[Available records Boundary: Start]

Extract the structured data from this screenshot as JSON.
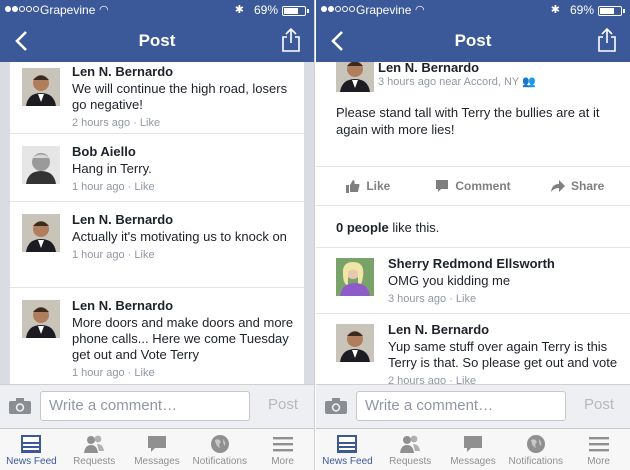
{
  "status": {
    "carrier": "Grapevine",
    "battery": "69%"
  },
  "nav": {
    "title": "Post"
  },
  "left": {
    "comments": [
      {
        "name": "Len N. Bernardo",
        "text": "We will continue the high road, losers go negative!",
        "time": "2 hours ago",
        "like": "Like"
      },
      {
        "name": "Bob Aiello",
        "text": "Hang in Terry.",
        "time": "1 hour ago",
        "like": "Like"
      },
      {
        "name": "Len N. Bernardo",
        "text": "Actually it's motivating us to knock on",
        "time": "1 hour ago",
        "like": "Like"
      },
      {
        "name": "Len N. Bernardo",
        "text": "More doors and make doors and more phone calls... Here we come Tuesday get out and Vote Terry",
        "time": "1 hour ago",
        "like": "Like"
      }
    ]
  },
  "right": {
    "post": {
      "name": "Len N. Bernardo",
      "meta": "3 hours ago near Accord, NY",
      "text": "Please stand tall with Terry the bullies are at it again with more lies!"
    },
    "actions": {
      "like": "Like",
      "comment": "Comment",
      "share": "Share"
    },
    "likes": {
      "count": "0 people",
      "suffix": " like this."
    },
    "comments": [
      {
        "name": "Sherry Redmond Ellsworth",
        "text": "OMG you kidding me",
        "time": "3 hours ago",
        "like": "Like"
      },
      {
        "name": "Len N. Bernardo",
        "text": "Yup same stuff over again Terry is this Terry is that. So please get out and vote",
        "time": "2 hours ago",
        "like": "Like"
      }
    ]
  },
  "composer": {
    "placeholder": "Write a comment…",
    "post": "Post"
  },
  "tabs": [
    {
      "label": "News Feed",
      "icon": "news-feed-icon",
      "active": true
    },
    {
      "label": "Requests",
      "icon": "requests-icon"
    },
    {
      "label": "Messages",
      "icon": "messages-icon"
    },
    {
      "label": "Notifications",
      "icon": "notifications-icon"
    },
    {
      "label": "More",
      "icon": "more-icon"
    }
  ],
  "colors": {
    "brand": "#3b5998",
    "meta": "#9197a3"
  }
}
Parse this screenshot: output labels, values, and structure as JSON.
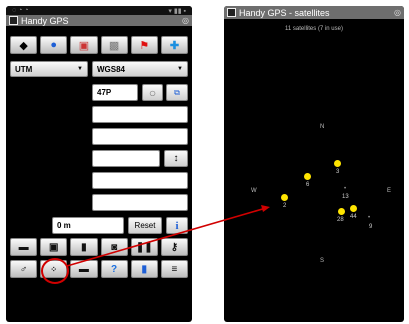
{
  "left_screen": {
    "app_title": "Handy GPS",
    "toolbar_icons": [
      "location-icon",
      "globe-icon",
      "target-icon",
      "map-icon",
      "flag-icon",
      "plus-icon"
    ],
    "coord_system": "UTM",
    "datum": "WGS84",
    "zone": "47P",
    "distance_value": "0 m",
    "reset_label": "Reset",
    "info_label": "i",
    "bottom_row1_icons": [
      "folder-icon",
      "save-icon",
      "trash-icon",
      "camera-icon",
      "pause-icon",
      "key-icon"
    ],
    "bottom_row2_icons": [
      "settings-icon",
      "satellites-icon",
      "line-icon",
      "help-icon",
      "export-icon",
      "menu-icon"
    ],
    "help_label": "?"
  },
  "right_screen": {
    "app_title": "Handy GPS - satellites",
    "subtitle": "11 satellites (7 in use)",
    "directions": {
      "north": "N",
      "west": "W",
      "east": "E",
      "south": "S"
    },
    "satellite_ids": [
      "2",
      "6",
      "3",
      "28",
      "44",
      "9",
      "13"
    ]
  },
  "colors": {
    "highlight_circle": "#d10000",
    "satellite_in_use": "#ffe500"
  }
}
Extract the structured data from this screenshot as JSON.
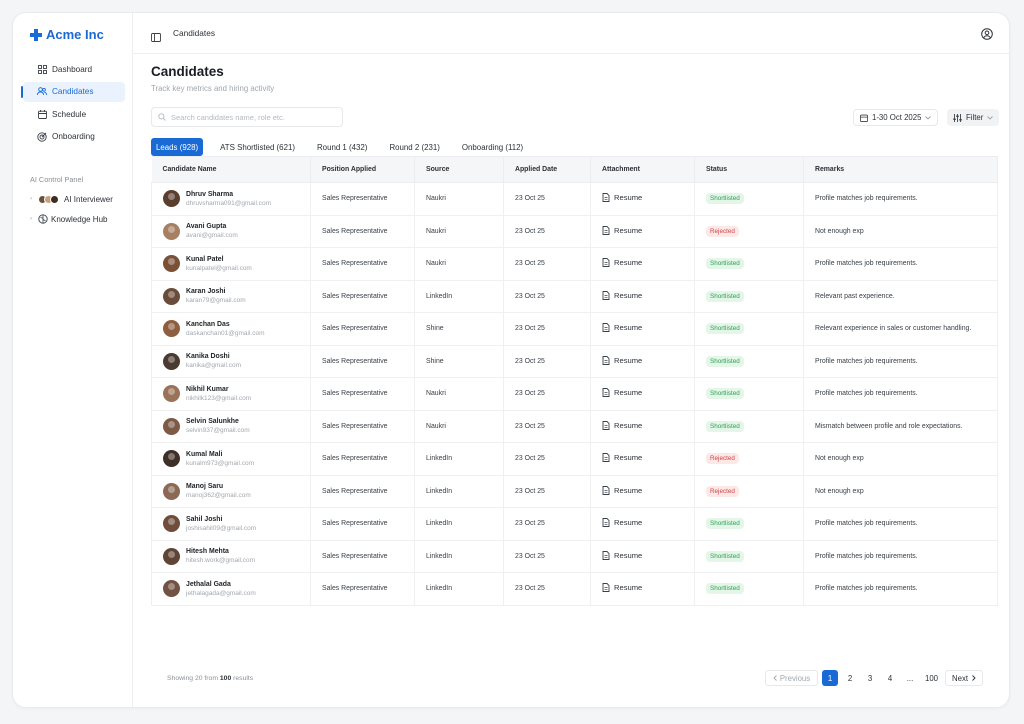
{
  "brand": {
    "name": "Acme Inc",
    "color": "#1a6ad6"
  },
  "sidebar": {
    "items": [
      {
        "label": "Dashboard",
        "icon": "grid-icon"
      },
      {
        "label": "Candidates",
        "icon": "users-icon"
      },
      {
        "label": "Schedule",
        "icon": "calendar-icon"
      },
      {
        "label": "Onboarding",
        "icon": "target-icon"
      }
    ],
    "section_title": "AI Control Panel",
    "ai_items": [
      {
        "label": "AI Interviewer",
        "icon": "avatar-stack"
      },
      {
        "label": "Knowledge Hub",
        "icon": "brain-icon"
      }
    ]
  },
  "topbar": {
    "breadcrumb": "Candidates"
  },
  "page": {
    "title": "Candidates",
    "subtitle": "Track key metrics and hiring activity",
    "search_placeholder": "Search candidates name, role etc.",
    "date_range": "1-30 Oct 2025",
    "filter_label": "Filter"
  },
  "tabs": [
    {
      "label": "Leads (928)"
    },
    {
      "label": "ATS Shortlisted (621)"
    },
    {
      "label": "Round 1 (432)"
    },
    {
      "label": "Round 2 (231)"
    },
    {
      "label": "Onboarding (112)"
    }
  ],
  "table": {
    "headers": [
      "Candidate Name",
      "Position Applied",
      "Source",
      "Applied Date",
      "Attachment",
      "Status",
      "Remarks"
    ],
    "rows": [
      {
        "name": "Dhruv Sharma",
        "email": "dhruvsharma091@gmail.com",
        "position": "Sales Representative",
        "source": "Naukri",
        "date": "23 Oct 25",
        "attachment": "Resume",
        "status": "Shortlisted",
        "remarks": "Profile matches job requirements."
      },
      {
        "name": "Avani Gupta",
        "email": "avani@gmail.com",
        "position": "Sales Representative",
        "source": "Naukri",
        "date": "23 Oct 25",
        "attachment": "Resume",
        "status": "Rejected",
        "remarks": "Not enough exp"
      },
      {
        "name": "Kunal Patel",
        "email": "kunalpatel@gmail.com",
        "position": "Sales Representative",
        "source": "Naukri",
        "date": "23 Oct 25",
        "attachment": "Resume",
        "status": "Shortlisted",
        "remarks": "Profile matches job requirements."
      },
      {
        "name": "Karan Joshi",
        "email": "karan79@gmail.com",
        "position": "Sales Representative",
        "source": "LinkedIn",
        "date": "23 Oct 25",
        "attachment": "Resume",
        "status": "Shortlisted",
        "remarks": "Relevant past experience."
      },
      {
        "name": "Kanchan Das",
        "email": "daskanchan01@gmail.com",
        "position": "Sales Representative",
        "source": "Shine",
        "date": "23 Oct 25",
        "attachment": "Resume",
        "status": "Shortlisted",
        "remarks": "Relevant experience in sales or customer handling."
      },
      {
        "name": "Kanika Doshi",
        "email": "kanika@gmail.com",
        "position": "Sales Representative",
        "source": "Shine",
        "date": "23 Oct 25",
        "attachment": "Resume",
        "status": "Shortlisted",
        "remarks": "Profile matches job requirements."
      },
      {
        "name": "Nikhil Kumar",
        "email": "nikhilk123@gmail.com",
        "position": "Sales Representative",
        "source": "Naukri",
        "date": "23 Oct 25",
        "attachment": "Resume",
        "status": "Shortlisted",
        "remarks": "Profile matches job requirements."
      },
      {
        "name": "Selvin Salunkhe",
        "email": "selvin937@gmail.com",
        "position": "Sales Representative",
        "source": "Naukri",
        "date": "23 Oct 25",
        "attachment": "Resume",
        "status": "Shortlisted",
        "remarks": "Mismatch between profile and role expectations."
      },
      {
        "name": "Kumal Mali",
        "email": "kunalm973@gmail.com",
        "position": "Sales Representative",
        "source": "LinkedIn",
        "date": "23 Oct 25",
        "attachment": "Resume",
        "status": "Rejected",
        "remarks": "Not enough exp"
      },
      {
        "name": "Manoj Saru",
        "email": "manoj362@gmail.com",
        "position": "Sales Representative",
        "source": "LinkedIn",
        "date": "23 Oct 25",
        "attachment": "Resume",
        "status": "Rejected",
        "remarks": "Not enough exp"
      },
      {
        "name": "Sahil Joshi",
        "email": "joshisahil09@gmail.com",
        "position": "Sales Representative",
        "source": "LinkedIn",
        "date": "23 Oct 25",
        "attachment": "Resume",
        "status": "Shortlisted",
        "remarks": "Profile matches job requirements."
      },
      {
        "name": "Hitesh Mehta",
        "email": "hitesh.work@gmail.com",
        "position": "Sales Representative",
        "source": "LinkedIn",
        "date": "23 Oct 25",
        "attachment": "Resume",
        "status": "Shortlisted",
        "remarks": "Profile matches job requirements."
      },
      {
        "name": "Jethalal Gada",
        "email": "jethalagada@gmail.com",
        "position": "Sales Representative",
        "source": "LinkedIn",
        "date": "23 Oct 25",
        "attachment": "Resume",
        "status": "Shortlisted",
        "remarks": "Profile matches job requirements."
      }
    ]
  },
  "footer": {
    "showing_prefix": "Showing 20 from",
    "total": "100",
    "showing_suffix": "results"
  },
  "pagination": {
    "prev": "Previous",
    "next": "Next",
    "pages": [
      "1",
      "2",
      "3",
      "4",
      "...",
      "100"
    ],
    "current": "1"
  },
  "colors": {
    "shortlisted_bg": "#e3f6e8",
    "shortlisted_fg": "#2f9e55",
    "rejected_bg": "#fde8e8",
    "rejected_fg": "#d14545"
  }
}
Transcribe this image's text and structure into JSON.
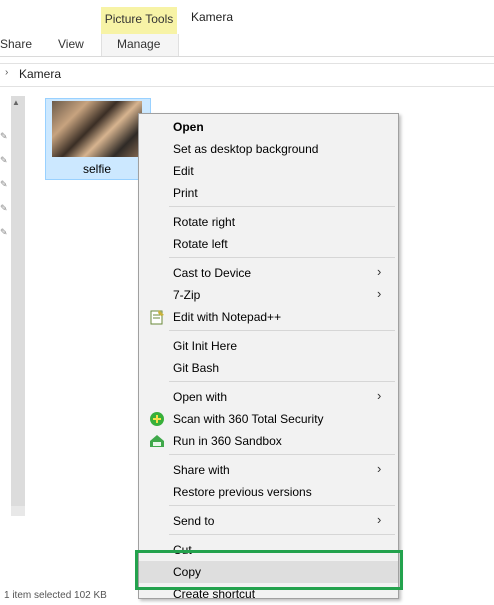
{
  "ribbon": {
    "context_tab": "Picture Tools",
    "window_title": "Kamera",
    "tabs": [
      "Share",
      "View",
      "Manage"
    ]
  },
  "address": {
    "path": "Kamera"
  },
  "file": {
    "name": "selfie"
  },
  "status": {
    "text": "1 item selected 102 KB"
  },
  "menu": {
    "open": "Open",
    "set_desktop": "Set as desktop background",
    "edit": "Edit",
    "print": "Print",
    "rotate_right": "Rotate right",
    "rotate_left": "Rotate left",
    "cast": "Cast to Device",
    "zip": "7-Zip",
    "notepad": "Edit with Notepad++",
    "git_init": "Git Init Here",
    "git_bash": "Git Bash",
    "open_with": "Open with",
    "scan_360": "Scan with 360 Total Security",
    "run_360": "Run in 360 Sandbox",
    "share_with": "Share with",
    "restore": "Restore previous versions",
    "send_to": "Send to",
    "cut": "Cut",
    "copy": "Copy",
    "create_shortcut": "Create shortcut"
  },
  "icons": {
    "submenu": "chevron-right-icon",
    "notepad": "notepad-plus-plus-icon",
    "scan": "360-security-icon",
    "sandbox": "360-sandbox-icon"
  },
  "colors": {
    "highlight_box": "#23a24d",
    "context_tab": "#f7f3a6",
    "selection": "#cce8ff"
  }
}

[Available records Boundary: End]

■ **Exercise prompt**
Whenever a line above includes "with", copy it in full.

■ **Exercise answer**
      "text": "Please stand tall with Terry the bullies are at it again with more lies!"
    "notepad": "Edit with Notepad++",
    "open_with": "Open with",
    "scan_360": "Scan with 360 Total Security",
    "share_with": "Share with",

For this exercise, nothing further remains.